“Blessed is he whose transgression is forgiven, whose sin is covered”. That is the pithy line from the Psalmist. It is found in the very first line of Psalm 32. Behold, there is joy in abundance to be mined from the timeless and regenerative verses of David and his co-authors as contained in that glorious body of Biblical works – the Psalms.
Hardball commends it to those who seek wisdom and understanding. But the line quoted above is particularly instructive for its relevance to the matter at hand today. Just as it was in the Old Testament pre-Christ era that no man was without sin, so it is today.
Sin abounds today; man does not only live it, he seems to revel in it. Many today go through a lifetime without knowing any scripture or abiding by any moral codes. They live purely according to their whims and caprices often oblivious of the difference between right and wrong. But the holy book recognises that from age to age, man in his frailty, is bound to fail and fall. Thus, man is offered escape and redemption.
What this means is that you could work for your redemption and go through bouts of penitential rigours to atone for sin. Then there is also a select few who enjoy divine favours, whose transgressions are automatically forgiven; whose sins are overlooked and indeed written off like bad debt.
Such is the sunny story of some of our former leaders and ‘statesmen’ in the recent past who managed the affairs of state in such riotous and prodigal manner. Over the years they have hedged from giving account of their stewardship. At the beginning of the current dispensation, it seemed the chicken would come home to roost this time but somehow they have managed to wriggle out of it and instead, signing on as advisers and confidants of the new government.
But one of them has gone even one step further; he has become an expert on sleaze control and anti-graft wars. He is no other than the inimitable gap-toothed former military president, General Ibrahim Badamasi Babangida, who turned 74 recently. The indefatigable political impresario, whole held Nigeria by the scrotum for eight turbulent years (1985 – 1993) recently granted interviews rendering a baccalaureate on how to recover stolen funds.
Hear it from the one fondly call IBB: “If he (President Buhari) is resolute, I believe he will achieve some degree of (success in the recovery of) stolen funds.” To abridge a long tale, the IBB years were long, licentious and reckless. It was an era of debasement of not only the system but the very soul of the nation.
That debilitating era was capped by the spiriting away of a $12.3 billion Gulf oil windfall that is yet to be resolved today. On a serious note, if only President Buhari would resolute enough to revisit the $12.3b affair.

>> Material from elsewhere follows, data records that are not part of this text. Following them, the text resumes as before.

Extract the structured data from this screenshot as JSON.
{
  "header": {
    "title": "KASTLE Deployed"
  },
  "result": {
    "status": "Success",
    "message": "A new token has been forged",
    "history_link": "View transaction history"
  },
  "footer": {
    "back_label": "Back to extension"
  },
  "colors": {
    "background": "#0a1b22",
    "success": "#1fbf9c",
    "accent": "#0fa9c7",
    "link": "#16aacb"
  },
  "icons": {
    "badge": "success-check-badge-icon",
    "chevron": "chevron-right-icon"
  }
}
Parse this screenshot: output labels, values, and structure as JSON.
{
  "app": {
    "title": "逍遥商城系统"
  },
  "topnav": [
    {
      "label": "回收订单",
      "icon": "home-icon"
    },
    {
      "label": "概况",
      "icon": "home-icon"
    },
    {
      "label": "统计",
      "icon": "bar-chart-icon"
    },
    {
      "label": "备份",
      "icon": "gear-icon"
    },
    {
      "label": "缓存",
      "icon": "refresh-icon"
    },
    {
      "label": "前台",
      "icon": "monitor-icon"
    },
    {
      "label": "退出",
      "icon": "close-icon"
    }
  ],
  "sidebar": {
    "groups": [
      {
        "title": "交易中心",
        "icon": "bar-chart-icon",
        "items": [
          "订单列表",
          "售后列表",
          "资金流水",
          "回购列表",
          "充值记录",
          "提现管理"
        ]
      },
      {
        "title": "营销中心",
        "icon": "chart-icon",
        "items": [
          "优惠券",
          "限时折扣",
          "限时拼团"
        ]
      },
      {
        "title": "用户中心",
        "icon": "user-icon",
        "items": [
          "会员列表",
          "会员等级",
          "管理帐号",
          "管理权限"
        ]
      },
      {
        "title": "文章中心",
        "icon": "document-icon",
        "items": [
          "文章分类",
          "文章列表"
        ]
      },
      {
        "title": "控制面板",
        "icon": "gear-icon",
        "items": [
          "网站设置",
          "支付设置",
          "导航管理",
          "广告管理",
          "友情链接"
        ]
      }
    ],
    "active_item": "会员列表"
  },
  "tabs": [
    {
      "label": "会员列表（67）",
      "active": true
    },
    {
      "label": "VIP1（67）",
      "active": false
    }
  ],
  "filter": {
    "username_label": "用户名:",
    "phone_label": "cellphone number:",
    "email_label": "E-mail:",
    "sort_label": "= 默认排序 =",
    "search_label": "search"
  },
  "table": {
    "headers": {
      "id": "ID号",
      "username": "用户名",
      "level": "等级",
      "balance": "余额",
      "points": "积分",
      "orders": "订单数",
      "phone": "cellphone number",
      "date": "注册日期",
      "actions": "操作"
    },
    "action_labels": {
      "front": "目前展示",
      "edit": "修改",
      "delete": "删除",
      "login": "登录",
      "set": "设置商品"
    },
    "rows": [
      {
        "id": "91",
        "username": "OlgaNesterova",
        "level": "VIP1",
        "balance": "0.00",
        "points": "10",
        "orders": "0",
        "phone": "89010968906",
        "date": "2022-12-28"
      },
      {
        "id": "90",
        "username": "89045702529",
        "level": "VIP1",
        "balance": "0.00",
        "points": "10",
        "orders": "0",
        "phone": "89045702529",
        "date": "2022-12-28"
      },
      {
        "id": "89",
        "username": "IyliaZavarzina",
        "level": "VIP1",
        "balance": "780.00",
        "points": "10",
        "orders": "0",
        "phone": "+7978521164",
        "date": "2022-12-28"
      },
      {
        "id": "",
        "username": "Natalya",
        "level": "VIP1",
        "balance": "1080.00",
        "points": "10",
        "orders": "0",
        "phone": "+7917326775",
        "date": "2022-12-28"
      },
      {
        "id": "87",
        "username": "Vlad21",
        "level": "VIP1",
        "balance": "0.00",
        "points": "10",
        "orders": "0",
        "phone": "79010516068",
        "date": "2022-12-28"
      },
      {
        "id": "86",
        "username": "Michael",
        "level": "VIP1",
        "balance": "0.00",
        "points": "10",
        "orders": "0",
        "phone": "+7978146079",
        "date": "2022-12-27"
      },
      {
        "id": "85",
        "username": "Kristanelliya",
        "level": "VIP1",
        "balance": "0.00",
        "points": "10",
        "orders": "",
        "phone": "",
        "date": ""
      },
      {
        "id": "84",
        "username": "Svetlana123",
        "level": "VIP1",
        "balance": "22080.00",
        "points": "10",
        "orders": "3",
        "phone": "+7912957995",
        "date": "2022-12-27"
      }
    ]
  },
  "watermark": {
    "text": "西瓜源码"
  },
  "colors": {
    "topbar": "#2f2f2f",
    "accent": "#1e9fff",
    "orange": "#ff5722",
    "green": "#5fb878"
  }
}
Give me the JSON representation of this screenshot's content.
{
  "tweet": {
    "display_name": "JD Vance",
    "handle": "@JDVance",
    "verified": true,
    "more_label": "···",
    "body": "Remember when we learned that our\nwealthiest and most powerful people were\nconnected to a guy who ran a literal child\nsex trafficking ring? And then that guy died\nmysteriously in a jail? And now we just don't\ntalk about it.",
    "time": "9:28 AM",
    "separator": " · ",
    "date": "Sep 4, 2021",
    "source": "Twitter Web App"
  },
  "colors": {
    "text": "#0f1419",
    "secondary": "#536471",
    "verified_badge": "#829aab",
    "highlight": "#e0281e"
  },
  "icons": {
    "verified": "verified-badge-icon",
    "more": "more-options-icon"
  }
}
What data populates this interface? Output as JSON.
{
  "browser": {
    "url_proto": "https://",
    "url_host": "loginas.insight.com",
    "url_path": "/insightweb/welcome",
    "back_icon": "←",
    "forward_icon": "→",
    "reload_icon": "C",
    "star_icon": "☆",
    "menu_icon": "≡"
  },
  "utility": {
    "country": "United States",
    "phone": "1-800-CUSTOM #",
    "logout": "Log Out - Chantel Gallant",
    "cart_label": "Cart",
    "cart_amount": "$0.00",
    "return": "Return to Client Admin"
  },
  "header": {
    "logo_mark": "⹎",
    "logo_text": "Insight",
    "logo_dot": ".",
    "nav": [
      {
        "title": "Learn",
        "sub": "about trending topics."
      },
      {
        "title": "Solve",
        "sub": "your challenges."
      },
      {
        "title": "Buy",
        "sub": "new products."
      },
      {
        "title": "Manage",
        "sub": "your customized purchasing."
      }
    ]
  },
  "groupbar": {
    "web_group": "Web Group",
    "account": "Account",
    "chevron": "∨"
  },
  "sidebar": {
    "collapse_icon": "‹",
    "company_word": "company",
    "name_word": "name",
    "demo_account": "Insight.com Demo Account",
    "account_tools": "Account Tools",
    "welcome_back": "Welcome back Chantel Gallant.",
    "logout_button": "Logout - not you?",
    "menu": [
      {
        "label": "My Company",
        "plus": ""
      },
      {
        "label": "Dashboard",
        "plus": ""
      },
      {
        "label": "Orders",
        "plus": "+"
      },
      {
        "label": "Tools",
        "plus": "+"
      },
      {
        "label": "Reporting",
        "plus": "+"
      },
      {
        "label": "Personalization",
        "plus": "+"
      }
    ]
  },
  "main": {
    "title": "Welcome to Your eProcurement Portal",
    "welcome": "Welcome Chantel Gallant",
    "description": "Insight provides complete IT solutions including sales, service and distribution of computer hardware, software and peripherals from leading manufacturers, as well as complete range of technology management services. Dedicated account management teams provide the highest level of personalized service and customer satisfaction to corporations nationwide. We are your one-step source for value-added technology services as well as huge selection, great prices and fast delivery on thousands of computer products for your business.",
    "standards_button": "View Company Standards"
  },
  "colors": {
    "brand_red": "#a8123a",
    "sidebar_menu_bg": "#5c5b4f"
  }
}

And on a final note, the times call for sobriety and comportment; especially from those whose atrocities have been overlooked.